#### [Try it]
Show each line from the listing that includes the word "title".

-------- Exercise data --------

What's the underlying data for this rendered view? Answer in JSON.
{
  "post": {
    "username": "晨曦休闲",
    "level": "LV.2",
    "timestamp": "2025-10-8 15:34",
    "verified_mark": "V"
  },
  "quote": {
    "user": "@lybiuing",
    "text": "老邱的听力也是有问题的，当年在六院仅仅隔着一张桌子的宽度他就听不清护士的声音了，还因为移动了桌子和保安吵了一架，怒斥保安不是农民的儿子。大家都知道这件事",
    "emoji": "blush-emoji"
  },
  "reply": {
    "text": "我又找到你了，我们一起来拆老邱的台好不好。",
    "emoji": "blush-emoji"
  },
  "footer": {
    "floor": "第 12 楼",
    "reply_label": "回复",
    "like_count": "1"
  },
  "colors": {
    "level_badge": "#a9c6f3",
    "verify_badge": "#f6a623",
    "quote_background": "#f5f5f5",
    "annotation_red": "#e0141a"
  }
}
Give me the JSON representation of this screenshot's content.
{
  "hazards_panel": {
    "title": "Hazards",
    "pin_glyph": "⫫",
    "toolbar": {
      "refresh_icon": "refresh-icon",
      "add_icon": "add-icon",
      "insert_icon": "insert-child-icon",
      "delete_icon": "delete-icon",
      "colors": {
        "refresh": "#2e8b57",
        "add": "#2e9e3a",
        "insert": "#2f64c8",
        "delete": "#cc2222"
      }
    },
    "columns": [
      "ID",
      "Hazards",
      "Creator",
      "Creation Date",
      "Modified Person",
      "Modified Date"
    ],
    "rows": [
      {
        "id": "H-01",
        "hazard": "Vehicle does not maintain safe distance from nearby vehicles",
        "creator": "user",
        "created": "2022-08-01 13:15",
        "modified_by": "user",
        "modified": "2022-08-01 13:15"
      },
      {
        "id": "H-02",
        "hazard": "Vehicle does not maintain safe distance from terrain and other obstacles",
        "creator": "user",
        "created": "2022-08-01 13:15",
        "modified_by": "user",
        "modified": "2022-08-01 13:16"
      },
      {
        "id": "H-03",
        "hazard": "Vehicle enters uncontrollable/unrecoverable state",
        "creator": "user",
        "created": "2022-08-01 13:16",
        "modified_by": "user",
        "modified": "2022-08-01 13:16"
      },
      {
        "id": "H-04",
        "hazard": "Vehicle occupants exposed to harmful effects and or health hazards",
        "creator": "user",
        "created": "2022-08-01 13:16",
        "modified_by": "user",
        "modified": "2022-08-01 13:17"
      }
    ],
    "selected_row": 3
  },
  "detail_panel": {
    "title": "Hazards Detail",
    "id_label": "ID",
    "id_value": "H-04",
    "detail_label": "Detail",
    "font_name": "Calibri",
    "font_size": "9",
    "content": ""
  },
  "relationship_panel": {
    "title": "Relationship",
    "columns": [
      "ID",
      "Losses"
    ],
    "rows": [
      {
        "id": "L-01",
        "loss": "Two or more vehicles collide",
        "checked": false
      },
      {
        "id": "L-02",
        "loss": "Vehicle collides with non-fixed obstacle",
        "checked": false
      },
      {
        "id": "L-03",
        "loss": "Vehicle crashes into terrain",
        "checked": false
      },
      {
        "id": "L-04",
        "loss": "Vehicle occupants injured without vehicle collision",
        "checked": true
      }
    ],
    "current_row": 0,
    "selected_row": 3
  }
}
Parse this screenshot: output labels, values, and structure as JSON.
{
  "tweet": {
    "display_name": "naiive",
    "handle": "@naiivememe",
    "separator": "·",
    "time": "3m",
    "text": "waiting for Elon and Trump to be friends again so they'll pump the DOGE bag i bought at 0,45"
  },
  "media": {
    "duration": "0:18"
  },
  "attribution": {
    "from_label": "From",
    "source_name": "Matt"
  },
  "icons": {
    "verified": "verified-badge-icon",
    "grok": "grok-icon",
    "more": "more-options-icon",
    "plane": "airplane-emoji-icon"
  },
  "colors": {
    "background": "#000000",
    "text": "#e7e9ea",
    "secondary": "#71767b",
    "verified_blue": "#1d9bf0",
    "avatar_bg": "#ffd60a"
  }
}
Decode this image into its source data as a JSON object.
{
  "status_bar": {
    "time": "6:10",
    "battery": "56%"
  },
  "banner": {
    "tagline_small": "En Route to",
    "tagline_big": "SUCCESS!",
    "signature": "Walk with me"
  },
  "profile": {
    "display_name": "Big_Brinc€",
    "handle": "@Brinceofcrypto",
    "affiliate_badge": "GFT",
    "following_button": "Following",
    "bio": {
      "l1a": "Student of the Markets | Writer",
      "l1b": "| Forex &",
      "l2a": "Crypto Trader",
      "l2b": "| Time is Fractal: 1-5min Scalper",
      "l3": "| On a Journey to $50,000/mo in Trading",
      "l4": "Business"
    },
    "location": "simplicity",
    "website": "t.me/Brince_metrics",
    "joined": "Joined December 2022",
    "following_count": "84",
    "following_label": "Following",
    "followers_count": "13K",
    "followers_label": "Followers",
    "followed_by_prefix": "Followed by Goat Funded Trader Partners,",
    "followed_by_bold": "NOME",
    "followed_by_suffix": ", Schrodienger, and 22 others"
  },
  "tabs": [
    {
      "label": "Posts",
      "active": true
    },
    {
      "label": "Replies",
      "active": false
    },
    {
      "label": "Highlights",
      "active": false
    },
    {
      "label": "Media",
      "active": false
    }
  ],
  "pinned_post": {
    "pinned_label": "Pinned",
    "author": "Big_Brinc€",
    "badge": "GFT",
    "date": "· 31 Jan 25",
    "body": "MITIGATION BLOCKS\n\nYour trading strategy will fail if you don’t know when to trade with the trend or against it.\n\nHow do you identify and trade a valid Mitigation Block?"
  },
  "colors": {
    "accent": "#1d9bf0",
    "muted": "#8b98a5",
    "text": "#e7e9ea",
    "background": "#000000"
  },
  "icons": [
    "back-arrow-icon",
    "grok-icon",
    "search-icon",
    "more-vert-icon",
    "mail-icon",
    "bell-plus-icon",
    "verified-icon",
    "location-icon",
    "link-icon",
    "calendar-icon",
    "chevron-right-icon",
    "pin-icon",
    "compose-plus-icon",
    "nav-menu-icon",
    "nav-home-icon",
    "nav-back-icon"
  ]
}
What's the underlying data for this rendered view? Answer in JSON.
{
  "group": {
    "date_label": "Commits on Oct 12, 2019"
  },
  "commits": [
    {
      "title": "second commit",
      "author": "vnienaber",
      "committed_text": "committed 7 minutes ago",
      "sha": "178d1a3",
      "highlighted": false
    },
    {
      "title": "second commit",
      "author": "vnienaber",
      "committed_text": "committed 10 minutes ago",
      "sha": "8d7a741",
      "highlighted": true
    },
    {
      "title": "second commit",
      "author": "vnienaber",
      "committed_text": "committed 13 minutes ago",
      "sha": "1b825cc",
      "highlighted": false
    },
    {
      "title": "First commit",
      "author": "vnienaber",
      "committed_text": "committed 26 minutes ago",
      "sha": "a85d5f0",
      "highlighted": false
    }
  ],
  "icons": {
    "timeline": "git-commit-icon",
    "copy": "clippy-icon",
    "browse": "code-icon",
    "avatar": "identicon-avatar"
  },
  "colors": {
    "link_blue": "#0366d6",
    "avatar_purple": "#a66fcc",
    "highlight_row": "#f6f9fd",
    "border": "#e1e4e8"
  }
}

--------

#### [Reply to the exercise]
    "title": "Hazards",
    "title": "Hazards Detail",
    "title": "Relationship",
      "title": "second commit",
      "title": "second commit",
      "title": "second commit",
      "title": "First commit",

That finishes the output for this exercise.